We started from scratch but on the three occasions she's been, she has failed to remember the new notes; failed to look in her info pack that I give students free on their first lessons and which contain tip sheets on practising and learning notes; hasn't practised regularly or learnt the left hand notes; has long fingernails which she hasn't cut as advised and a poor attendance record. Apart from that, she's a very pleasant woman who belongs to a good choir I used to belong to. She has inspired me to rejoin the choir and I see her there too.
Last week over tea break there, while sitting with two other choir members, the student suddenly told us all that I hadn't given her any positive feedback. She said it was like dealing with a brick wall as I gave nothing away. She had gone home to her husband and told him this and said she didn't know whether she was wasting her time because she didn't know how well she was doing. One of the listeners was also a retired teacher. She began to tell me that teachers should always give positive feedback as well as pointing out the critical things.

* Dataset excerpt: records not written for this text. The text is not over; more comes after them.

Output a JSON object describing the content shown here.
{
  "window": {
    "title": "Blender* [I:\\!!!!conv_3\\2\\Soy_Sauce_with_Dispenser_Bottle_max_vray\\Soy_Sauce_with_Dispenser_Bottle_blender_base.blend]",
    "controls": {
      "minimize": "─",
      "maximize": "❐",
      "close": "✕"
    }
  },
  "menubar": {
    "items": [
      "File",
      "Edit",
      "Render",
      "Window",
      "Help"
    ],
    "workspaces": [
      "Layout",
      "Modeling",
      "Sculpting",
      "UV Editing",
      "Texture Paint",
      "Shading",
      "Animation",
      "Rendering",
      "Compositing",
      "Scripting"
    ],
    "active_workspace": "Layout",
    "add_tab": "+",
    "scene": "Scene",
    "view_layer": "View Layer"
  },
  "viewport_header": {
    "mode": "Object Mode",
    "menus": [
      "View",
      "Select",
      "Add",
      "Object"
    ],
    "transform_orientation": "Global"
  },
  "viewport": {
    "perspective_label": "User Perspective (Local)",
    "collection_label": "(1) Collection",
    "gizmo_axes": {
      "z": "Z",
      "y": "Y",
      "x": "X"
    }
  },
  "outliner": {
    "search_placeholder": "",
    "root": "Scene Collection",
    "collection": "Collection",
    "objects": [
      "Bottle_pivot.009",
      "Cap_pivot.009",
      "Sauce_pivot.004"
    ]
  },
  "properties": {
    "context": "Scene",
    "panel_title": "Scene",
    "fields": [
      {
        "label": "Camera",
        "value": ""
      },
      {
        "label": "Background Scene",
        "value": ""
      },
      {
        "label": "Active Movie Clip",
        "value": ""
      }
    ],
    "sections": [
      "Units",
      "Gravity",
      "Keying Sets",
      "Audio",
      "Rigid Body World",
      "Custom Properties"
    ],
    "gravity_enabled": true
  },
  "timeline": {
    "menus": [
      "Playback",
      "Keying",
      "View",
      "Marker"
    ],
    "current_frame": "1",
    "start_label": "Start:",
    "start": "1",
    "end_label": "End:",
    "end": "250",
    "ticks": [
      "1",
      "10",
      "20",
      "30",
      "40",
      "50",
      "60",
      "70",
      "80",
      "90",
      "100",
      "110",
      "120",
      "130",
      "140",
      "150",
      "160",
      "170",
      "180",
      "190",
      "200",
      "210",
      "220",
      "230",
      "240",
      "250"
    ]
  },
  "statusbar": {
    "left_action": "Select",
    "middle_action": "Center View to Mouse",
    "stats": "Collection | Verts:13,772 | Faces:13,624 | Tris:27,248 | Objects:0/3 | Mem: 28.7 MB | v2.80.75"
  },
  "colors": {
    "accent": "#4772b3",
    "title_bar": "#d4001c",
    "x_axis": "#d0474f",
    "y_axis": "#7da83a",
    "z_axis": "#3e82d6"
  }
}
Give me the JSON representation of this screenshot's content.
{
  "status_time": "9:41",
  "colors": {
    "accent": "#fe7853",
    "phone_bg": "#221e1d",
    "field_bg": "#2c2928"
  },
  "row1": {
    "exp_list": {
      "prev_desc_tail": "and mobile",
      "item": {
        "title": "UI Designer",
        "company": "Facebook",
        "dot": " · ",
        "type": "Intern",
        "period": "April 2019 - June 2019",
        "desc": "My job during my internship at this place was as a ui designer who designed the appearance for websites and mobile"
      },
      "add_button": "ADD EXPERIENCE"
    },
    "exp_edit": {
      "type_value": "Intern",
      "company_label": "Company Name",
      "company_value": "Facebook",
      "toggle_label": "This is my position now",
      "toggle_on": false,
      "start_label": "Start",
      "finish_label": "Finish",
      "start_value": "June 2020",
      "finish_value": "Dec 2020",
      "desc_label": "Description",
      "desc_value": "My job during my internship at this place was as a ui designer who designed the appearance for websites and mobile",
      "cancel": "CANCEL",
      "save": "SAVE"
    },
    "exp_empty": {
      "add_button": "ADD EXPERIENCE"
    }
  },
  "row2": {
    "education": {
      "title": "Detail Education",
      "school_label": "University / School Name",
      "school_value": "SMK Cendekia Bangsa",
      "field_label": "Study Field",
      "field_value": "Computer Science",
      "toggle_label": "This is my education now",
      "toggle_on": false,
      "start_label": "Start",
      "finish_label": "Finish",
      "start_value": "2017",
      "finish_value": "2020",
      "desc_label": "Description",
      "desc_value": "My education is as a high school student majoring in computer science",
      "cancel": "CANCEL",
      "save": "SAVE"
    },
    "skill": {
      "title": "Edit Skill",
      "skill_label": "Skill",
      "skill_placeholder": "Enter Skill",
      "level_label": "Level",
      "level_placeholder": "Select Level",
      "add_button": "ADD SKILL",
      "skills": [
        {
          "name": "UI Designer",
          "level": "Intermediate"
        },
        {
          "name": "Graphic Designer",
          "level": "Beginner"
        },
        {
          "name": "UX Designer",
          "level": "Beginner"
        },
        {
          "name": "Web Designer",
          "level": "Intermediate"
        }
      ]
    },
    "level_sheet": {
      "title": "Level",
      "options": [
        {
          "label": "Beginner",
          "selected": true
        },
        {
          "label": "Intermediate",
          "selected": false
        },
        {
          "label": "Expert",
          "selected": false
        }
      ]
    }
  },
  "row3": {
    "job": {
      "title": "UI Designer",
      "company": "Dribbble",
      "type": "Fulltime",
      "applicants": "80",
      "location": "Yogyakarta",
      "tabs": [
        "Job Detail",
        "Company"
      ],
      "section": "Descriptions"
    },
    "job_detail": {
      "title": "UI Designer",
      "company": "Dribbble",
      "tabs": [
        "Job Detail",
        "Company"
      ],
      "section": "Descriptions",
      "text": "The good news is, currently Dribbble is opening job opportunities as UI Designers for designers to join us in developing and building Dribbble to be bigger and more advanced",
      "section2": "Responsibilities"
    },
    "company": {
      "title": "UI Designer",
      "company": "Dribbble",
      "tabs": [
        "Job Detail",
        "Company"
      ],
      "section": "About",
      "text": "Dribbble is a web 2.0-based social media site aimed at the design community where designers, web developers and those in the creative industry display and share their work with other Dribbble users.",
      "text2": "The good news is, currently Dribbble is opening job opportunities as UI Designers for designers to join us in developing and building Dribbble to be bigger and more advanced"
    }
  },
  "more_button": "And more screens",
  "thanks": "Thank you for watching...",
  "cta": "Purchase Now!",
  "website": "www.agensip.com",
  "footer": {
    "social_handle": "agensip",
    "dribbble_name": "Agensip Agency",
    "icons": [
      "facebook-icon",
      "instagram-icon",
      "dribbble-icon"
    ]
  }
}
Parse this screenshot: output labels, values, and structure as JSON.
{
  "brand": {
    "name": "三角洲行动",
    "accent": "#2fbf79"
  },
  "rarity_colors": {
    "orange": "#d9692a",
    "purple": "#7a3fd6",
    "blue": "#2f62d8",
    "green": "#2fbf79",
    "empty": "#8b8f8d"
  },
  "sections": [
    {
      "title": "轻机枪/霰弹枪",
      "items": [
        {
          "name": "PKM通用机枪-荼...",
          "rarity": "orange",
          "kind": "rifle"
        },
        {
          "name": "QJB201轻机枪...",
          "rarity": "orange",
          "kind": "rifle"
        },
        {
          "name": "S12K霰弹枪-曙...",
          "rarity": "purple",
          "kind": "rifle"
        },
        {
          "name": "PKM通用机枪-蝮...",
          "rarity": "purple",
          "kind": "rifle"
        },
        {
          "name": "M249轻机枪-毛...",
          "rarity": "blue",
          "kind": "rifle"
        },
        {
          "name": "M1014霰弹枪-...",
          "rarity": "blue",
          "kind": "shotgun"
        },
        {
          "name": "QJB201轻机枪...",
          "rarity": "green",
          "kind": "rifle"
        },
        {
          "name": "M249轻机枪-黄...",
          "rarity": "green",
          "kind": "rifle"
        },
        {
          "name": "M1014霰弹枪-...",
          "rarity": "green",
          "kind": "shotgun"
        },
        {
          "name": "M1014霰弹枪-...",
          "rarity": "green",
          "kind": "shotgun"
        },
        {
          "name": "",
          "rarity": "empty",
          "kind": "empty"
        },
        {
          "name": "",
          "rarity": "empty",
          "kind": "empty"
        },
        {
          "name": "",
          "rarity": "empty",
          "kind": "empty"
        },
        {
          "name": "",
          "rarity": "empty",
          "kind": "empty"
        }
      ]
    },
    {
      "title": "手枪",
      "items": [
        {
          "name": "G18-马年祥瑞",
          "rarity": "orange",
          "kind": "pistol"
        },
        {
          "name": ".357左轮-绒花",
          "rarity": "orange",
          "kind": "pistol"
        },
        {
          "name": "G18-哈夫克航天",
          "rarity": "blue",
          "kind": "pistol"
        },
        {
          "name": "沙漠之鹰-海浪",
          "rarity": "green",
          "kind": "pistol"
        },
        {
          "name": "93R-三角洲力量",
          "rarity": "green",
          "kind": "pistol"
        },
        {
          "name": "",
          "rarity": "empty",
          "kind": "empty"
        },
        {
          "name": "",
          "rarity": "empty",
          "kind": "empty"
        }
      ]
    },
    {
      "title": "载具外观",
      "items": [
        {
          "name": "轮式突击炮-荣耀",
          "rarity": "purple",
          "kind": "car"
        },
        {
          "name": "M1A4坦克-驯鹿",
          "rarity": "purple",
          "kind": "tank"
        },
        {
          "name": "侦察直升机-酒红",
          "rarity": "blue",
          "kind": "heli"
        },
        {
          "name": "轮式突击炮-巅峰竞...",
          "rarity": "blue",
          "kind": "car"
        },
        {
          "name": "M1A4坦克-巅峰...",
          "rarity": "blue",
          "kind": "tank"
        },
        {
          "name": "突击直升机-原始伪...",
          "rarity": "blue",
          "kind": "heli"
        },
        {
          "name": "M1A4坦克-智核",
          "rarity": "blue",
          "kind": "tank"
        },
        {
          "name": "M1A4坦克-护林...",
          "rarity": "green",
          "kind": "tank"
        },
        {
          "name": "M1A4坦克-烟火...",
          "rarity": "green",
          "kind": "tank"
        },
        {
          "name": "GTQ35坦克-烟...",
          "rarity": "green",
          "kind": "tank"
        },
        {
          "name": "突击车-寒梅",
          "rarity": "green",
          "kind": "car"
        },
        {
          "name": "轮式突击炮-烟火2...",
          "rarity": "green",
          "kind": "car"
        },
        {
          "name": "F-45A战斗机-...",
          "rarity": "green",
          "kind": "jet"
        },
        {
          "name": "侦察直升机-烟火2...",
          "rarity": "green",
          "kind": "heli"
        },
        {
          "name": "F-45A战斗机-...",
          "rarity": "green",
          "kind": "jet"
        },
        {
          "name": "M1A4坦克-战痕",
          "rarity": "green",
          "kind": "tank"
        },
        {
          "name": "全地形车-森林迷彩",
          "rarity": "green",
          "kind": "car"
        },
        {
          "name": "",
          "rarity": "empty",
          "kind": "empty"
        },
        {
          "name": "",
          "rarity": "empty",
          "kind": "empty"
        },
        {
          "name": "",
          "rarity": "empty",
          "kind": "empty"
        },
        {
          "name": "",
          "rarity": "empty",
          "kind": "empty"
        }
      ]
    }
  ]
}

I've been teaching piano for about 14 years (I began learning in 1946) and I've taught PR at uni level and creative writing in secondary schools and been a senior tutor on distant learning courses for writers - perfectly successfully - and I think the several people who have been learning here every week for the past 7 or 8 years and are now performing or doing grade 8 speaks for itself. I'm very positive with students normally but in this student's case there is little to be positive about.
The main thing is that this was a confidential issue that the student should have brought up at her last lesson and discussed with me, not openly in public. Rightly or wrongly, my teaching should not have been criticised at an open discussion in front of strangers who could repeat this to others.
Because I've been ruminating over it for a few days (not a good thing) I am probably over-reacting and could do with some advice. Should I leave it until next week when she has a lesson - I do think it needs to be discussed - or, as I'm tempted to do, send her an email now outlining my concern, probably ruining our relationship and preventing me from continuing with the choir as well as her lessons. I need to hear some balanced thoughts on this, so I don't do the wrong thing! Thanks.